Dataset content Block Start

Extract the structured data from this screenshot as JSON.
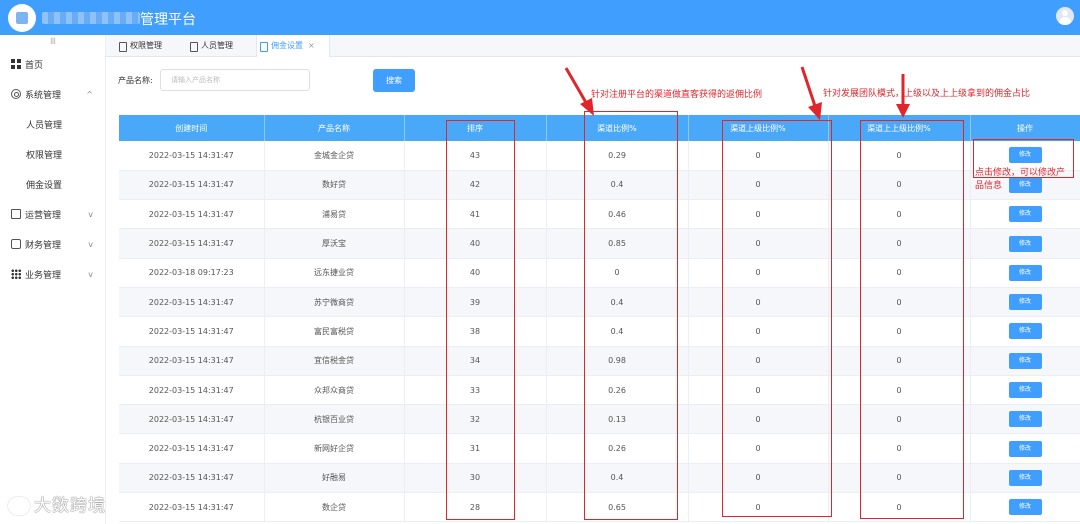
{
  "app": {
    "title": "管理平台"
  },
  "sidebar": {
    "collapse_label": "III",
    "items": [
      {
        "label": "首页",
        "icon": "grid-icon"
      },
      {
        "label": "系统管理",
        "icon": "gear-icon",
        "chevron": "^"
      },
      {
        "label": "人员管理",
        "sub": true
      },
      {
        "label": "权限管理",
        "sub": true
      },
      {
        "label": "佣金设置",
        "sub": true
      },
      {
        "label": "运营管理",
        "icon": "document-icon",
        "chevron": "v"
      },
      {
        "label": "财务管理",
        "icon": "money-icon",
        "chevron": "v"
      },
      {
        "label": "业务管理",
        "icon": "apps-icon",
        "chevron": "v"
      }
    ]
  },
  "tabs": [
    {
      "label": "权限管理"
    },
    {
      "label": "人员管理"
    },
    {
      "label": "佣金设置",
      "close": "×"
    }
  ],
  "search": {
    "label": "产品名称:",
    "placeholder": "请输入产品名称",
    "button": "搜索"
  },
  "table": {
    "headers": [
      "创建时间",
      "产品名称",
      "排序",
      "渠道比例%",
      "渠道上级比例%",
      "渠道上上级比例%",
      "操作"
    ],
    "edit_label": "修改",
    "rows": [
      [
        "2022-03-15 14:31:47",
        "金城金企贷",
        "43",
        "0.29",
        "0",
        "0"
      ],
      [
        "2022-03-15 14:31:47",
        "数好贷",
        "42",
        "0.4",
        "0",
        "0"
      ],
      [
        "2022-03-15 14:31:47",
        "浦易贷",
        "41",
        "0.46",
        "0",
        "0"
      ],
      [
        "2022-03-15 14:31:47",
        "厚沃宝",
        "40",
        "0.85",
        "0",
        "0"
      ],
      [
        "2022-03-18 09:17:23",
        "远东捷业贷",
        "40",
        "0",
        "0",
        "0"
      ],
      [
        "2022-03-15 14:31:47",
        "苏宁微商贷",
        "39",
        "0.4",
        "0",
        "0"
      ],
      [
        "2022-03-15 14:31:47",
        "富民富税贷",
        "38",
        "0.4",
        "0",
        "0"
      ],
      [
        "2022-03-15 14:31:47",
        "宜信税金贷",
        "34",
        "0.98",
        "0",
        "0"
      ],
      [
        "2022-03-15 14:31:47",
        "众邦众商贷",
        "33",
        "0.26",
        "0",
        "0"
      ],
      [
        "2022-03-15 14:31:47",
        "杭银百业贷",
        "32",
        "0.13",
        "0",
        "0"
      ],
      [
        "2022-03-15 14:31:47",
        "新网好企贷",
        "31",
        "0.26",
        "0",
        "0"
      ],
      [
        "2022-03-15 14:31:47",
        "好融易",
        "30",
        "0.4",
        "0",
        "0"
      ],
      [
        "2022-03-15 14:31:47",
        "数企贷",
        "28",
        "0.65",
        "0",
        "0"
      ]
    ]
  },
  "annotations": {
    "channel_ratio": "针对注册平台的渠道做直客获得的返佣比例",
    "team_ratio": "针对发展团队模式，上级以及上上级拿到的佣金占比",
    "edit_hint_line1": "点击修改，可以修改产",
    "edit_hint_line2": "品信息",
    "color": "#e0262b"
  },
  "watermark": "大数跨境"
}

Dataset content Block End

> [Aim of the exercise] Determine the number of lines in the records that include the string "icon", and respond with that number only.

> [Task result] 5